Segment Open

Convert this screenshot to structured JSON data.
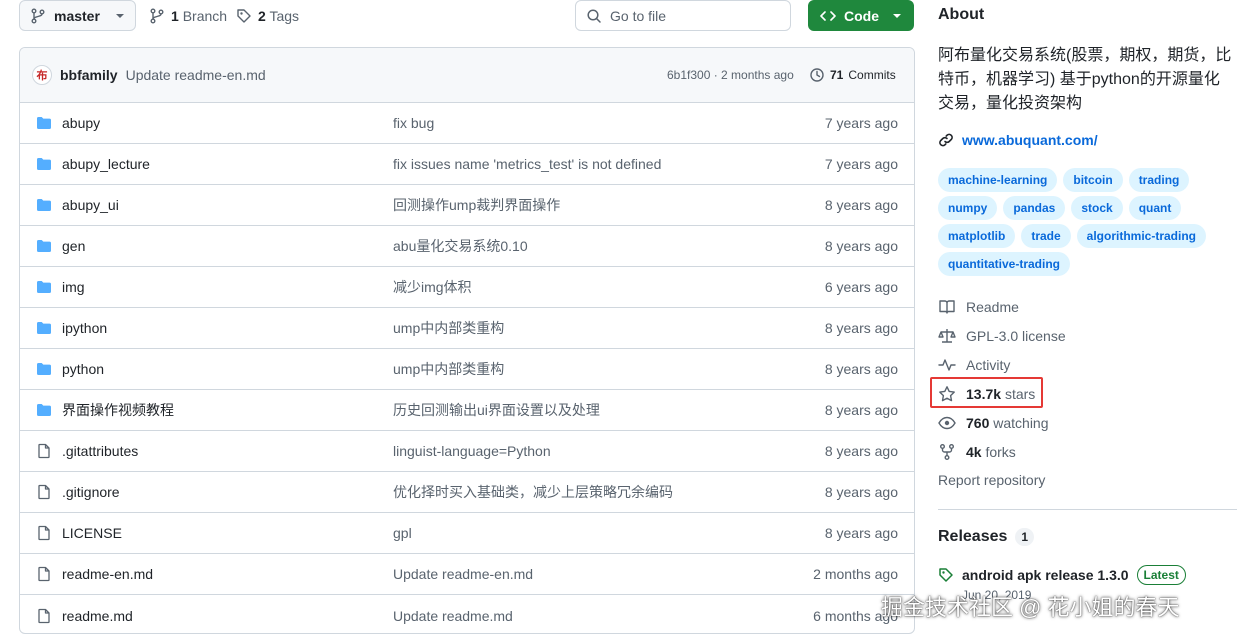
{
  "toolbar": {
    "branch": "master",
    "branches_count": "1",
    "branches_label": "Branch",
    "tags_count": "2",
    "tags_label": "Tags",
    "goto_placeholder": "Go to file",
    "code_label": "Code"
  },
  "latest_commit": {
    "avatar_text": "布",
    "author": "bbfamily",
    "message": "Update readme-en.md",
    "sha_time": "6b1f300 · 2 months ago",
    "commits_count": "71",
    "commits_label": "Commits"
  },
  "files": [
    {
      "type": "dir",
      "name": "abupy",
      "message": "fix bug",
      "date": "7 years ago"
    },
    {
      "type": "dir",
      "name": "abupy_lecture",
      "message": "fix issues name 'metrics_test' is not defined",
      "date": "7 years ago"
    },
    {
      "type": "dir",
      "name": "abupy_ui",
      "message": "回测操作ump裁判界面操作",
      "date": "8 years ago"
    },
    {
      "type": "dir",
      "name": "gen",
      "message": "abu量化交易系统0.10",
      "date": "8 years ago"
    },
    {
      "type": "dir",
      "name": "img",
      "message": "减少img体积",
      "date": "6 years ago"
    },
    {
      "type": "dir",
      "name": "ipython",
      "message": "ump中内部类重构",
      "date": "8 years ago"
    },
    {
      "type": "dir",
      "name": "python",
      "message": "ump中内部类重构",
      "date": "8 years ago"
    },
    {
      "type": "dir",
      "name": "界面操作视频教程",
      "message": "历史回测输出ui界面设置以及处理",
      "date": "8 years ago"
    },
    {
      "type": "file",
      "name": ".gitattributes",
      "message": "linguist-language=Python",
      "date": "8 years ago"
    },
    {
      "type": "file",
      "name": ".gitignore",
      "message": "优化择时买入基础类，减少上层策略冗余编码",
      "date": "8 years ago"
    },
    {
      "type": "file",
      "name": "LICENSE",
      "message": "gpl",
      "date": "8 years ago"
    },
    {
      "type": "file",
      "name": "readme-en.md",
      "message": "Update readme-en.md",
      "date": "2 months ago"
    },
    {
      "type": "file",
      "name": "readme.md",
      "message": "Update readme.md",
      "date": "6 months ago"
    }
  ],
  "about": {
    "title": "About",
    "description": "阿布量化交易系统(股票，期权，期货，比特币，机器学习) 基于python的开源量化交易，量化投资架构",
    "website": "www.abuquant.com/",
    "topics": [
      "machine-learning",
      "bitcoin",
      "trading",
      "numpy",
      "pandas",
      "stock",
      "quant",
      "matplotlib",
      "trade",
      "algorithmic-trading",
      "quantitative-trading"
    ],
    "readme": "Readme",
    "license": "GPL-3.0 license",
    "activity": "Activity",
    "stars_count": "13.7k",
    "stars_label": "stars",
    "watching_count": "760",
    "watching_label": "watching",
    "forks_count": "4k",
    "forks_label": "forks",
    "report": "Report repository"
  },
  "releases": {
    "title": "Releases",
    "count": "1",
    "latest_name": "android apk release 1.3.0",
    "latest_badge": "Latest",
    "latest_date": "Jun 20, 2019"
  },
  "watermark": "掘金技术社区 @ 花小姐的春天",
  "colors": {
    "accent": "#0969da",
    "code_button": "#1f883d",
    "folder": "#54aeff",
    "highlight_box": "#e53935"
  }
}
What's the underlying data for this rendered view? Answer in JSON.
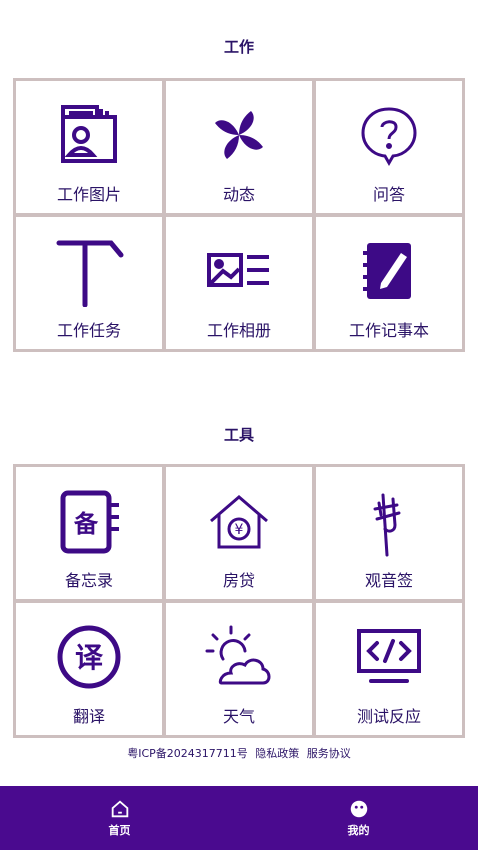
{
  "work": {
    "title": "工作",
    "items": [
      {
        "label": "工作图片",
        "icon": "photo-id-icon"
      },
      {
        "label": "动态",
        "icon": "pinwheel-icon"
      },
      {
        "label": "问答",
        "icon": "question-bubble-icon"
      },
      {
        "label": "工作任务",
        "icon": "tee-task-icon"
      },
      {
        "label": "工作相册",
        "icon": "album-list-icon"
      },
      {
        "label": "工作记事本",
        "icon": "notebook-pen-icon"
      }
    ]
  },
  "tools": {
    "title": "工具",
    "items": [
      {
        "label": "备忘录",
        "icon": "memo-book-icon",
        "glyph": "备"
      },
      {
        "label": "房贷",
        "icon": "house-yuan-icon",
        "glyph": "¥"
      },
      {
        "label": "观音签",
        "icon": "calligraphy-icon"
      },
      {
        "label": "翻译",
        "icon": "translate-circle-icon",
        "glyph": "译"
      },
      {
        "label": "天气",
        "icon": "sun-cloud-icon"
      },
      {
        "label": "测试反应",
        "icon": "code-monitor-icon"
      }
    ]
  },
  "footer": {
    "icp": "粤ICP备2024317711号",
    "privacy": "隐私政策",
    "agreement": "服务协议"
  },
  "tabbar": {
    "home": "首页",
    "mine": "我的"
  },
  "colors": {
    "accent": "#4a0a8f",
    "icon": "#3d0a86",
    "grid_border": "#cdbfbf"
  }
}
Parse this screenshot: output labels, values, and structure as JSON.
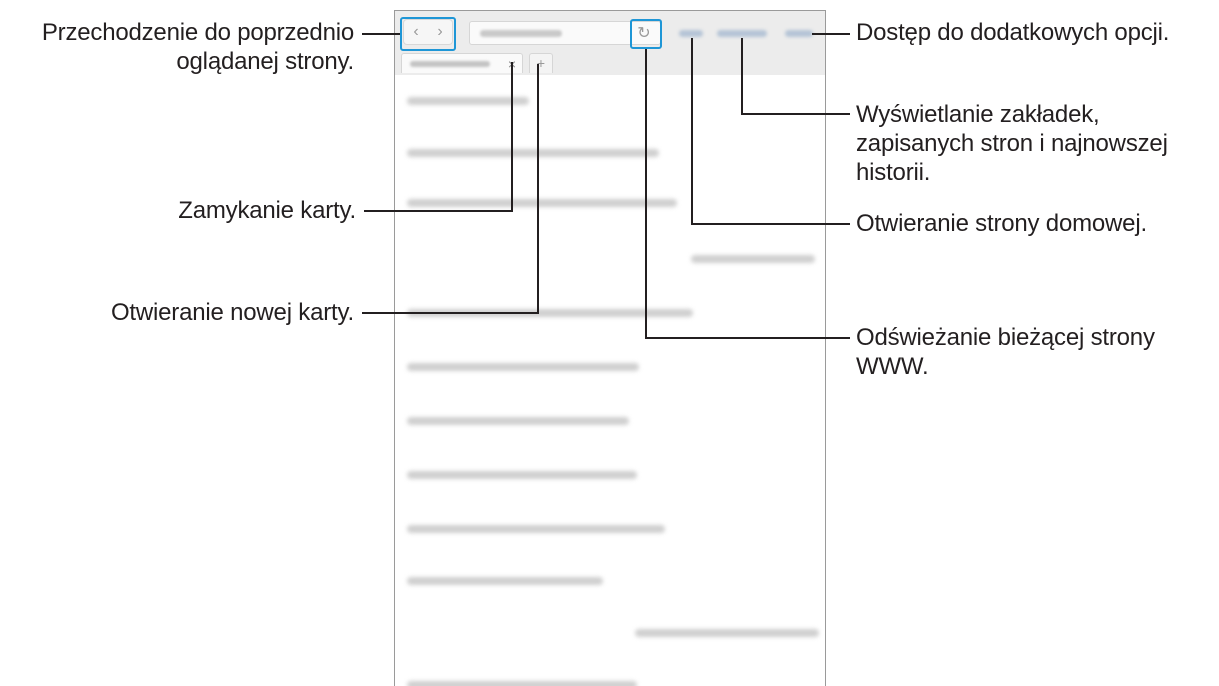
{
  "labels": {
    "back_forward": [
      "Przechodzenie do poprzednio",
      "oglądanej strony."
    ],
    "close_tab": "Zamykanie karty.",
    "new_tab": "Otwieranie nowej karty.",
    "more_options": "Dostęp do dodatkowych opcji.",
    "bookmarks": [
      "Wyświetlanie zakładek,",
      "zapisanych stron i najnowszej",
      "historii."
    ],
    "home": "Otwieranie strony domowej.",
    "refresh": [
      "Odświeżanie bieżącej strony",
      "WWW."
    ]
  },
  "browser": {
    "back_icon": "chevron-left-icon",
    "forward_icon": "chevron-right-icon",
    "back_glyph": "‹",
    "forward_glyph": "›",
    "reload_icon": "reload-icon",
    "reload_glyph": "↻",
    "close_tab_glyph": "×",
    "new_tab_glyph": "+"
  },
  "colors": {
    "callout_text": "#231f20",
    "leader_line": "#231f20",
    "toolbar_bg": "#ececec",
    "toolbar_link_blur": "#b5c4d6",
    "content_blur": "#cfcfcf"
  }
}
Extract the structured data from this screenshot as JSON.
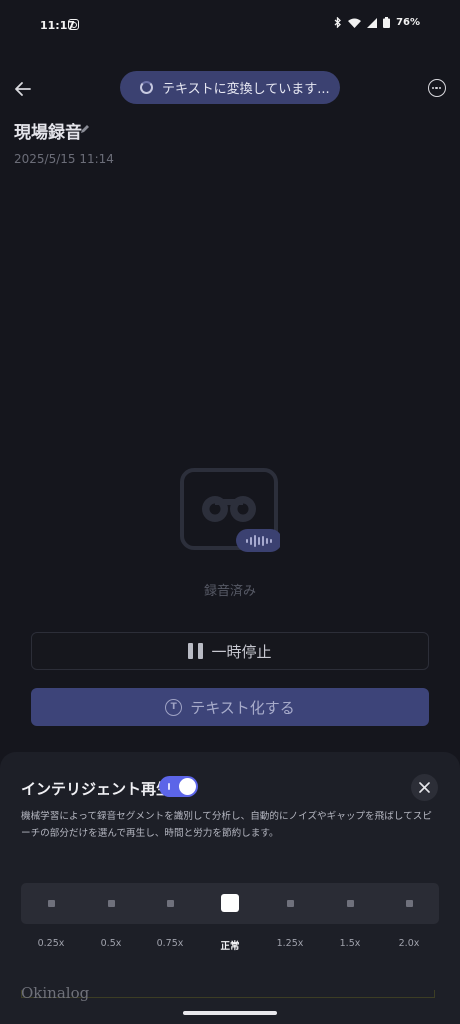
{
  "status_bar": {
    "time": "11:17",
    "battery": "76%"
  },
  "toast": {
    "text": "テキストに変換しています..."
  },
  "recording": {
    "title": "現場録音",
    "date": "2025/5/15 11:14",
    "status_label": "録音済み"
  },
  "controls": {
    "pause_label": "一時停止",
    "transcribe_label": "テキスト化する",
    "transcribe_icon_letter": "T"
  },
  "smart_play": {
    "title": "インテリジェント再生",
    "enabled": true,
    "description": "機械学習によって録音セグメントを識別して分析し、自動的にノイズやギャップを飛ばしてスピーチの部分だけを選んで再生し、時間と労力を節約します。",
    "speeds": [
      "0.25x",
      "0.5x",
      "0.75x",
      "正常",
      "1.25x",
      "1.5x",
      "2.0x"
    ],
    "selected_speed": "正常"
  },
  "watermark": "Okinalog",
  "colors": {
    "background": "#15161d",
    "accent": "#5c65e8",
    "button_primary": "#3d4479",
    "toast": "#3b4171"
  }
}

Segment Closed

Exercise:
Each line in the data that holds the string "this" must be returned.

Exercise solution:
Convert this screenshot to structured JSON data.
What's the underlying data for this rendered view? Answer in JSON.
Parse this screenshot: output labels, values, and structure as JSON.
Extract the structured data from this screenshot as JSON.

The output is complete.